Your instructions: Go through the data below and report how many lines contain "title"; the reply holds only that number.

Data shown Start Marker

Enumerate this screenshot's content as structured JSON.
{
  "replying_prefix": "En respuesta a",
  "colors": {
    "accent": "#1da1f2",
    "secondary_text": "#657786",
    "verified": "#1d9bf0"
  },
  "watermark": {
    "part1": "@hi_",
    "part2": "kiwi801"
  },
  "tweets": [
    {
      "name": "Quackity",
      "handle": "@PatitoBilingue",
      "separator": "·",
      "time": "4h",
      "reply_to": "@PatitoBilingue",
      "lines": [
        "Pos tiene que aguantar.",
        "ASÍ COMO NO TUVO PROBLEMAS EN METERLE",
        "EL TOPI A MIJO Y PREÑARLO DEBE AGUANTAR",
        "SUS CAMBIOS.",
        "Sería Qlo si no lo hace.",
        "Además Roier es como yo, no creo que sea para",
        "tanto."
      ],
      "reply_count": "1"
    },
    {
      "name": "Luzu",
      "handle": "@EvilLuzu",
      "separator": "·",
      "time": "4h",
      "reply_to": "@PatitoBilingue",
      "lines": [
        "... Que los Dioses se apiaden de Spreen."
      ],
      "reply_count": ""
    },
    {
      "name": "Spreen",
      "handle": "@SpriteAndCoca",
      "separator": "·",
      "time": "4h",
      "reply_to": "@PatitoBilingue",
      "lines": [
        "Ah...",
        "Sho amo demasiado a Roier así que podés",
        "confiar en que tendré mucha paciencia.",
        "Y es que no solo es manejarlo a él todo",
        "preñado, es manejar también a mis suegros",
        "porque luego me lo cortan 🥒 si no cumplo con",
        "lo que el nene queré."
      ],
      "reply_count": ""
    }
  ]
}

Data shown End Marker
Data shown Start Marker

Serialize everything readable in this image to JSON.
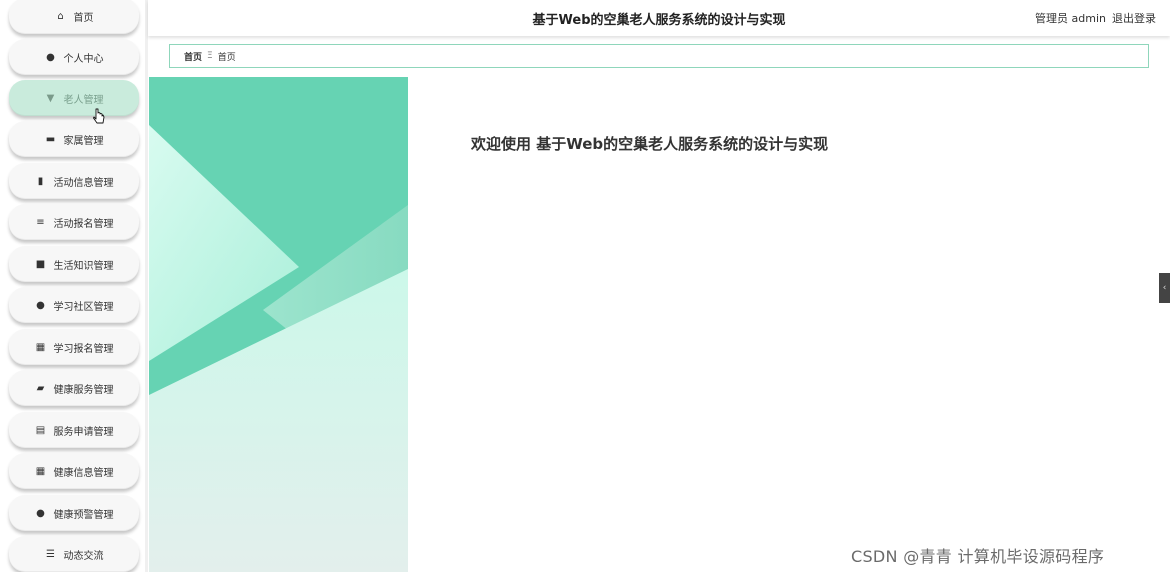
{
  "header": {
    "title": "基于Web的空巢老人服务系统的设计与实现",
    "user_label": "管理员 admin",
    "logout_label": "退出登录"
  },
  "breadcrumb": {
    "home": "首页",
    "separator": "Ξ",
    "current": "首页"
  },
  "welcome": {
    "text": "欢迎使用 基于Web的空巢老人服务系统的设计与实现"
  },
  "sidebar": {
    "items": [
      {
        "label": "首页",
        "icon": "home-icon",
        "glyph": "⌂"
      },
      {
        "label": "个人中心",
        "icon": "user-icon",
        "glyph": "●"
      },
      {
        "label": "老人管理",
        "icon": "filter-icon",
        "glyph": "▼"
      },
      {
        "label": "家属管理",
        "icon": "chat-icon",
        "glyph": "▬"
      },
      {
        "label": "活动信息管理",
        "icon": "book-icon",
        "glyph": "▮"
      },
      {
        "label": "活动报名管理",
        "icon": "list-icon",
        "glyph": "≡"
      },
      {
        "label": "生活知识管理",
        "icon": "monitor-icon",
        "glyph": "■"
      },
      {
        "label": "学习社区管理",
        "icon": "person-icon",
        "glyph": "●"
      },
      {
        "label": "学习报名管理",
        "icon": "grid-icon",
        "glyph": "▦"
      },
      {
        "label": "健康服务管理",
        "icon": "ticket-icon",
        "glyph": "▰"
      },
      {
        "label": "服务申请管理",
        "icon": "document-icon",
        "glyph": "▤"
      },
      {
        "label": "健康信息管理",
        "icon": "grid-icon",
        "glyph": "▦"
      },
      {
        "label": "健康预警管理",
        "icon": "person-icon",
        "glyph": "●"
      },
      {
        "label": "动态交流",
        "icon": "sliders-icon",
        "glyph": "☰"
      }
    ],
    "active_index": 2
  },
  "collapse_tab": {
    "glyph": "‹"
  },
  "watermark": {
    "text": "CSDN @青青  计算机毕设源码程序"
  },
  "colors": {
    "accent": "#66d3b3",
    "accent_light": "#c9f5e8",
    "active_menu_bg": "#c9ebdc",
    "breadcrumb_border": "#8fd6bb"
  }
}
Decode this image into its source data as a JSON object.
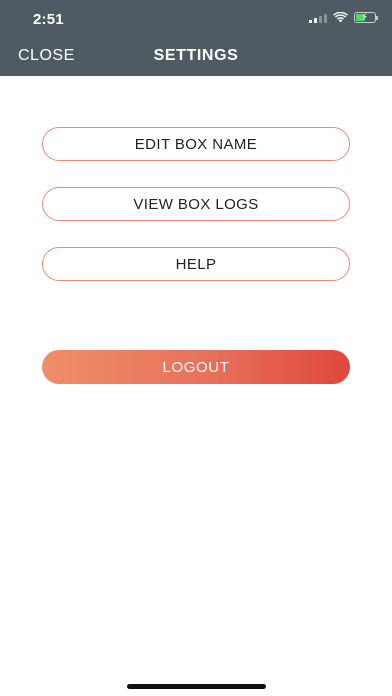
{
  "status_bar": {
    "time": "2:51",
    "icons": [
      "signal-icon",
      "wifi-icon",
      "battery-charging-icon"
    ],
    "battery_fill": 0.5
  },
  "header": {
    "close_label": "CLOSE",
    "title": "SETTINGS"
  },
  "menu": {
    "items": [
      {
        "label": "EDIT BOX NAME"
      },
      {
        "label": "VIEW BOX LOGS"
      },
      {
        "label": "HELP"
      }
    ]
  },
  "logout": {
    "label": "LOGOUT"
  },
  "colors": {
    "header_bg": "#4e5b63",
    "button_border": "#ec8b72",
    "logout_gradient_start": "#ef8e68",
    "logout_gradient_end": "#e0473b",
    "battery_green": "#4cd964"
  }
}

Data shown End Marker

Expected answer: 2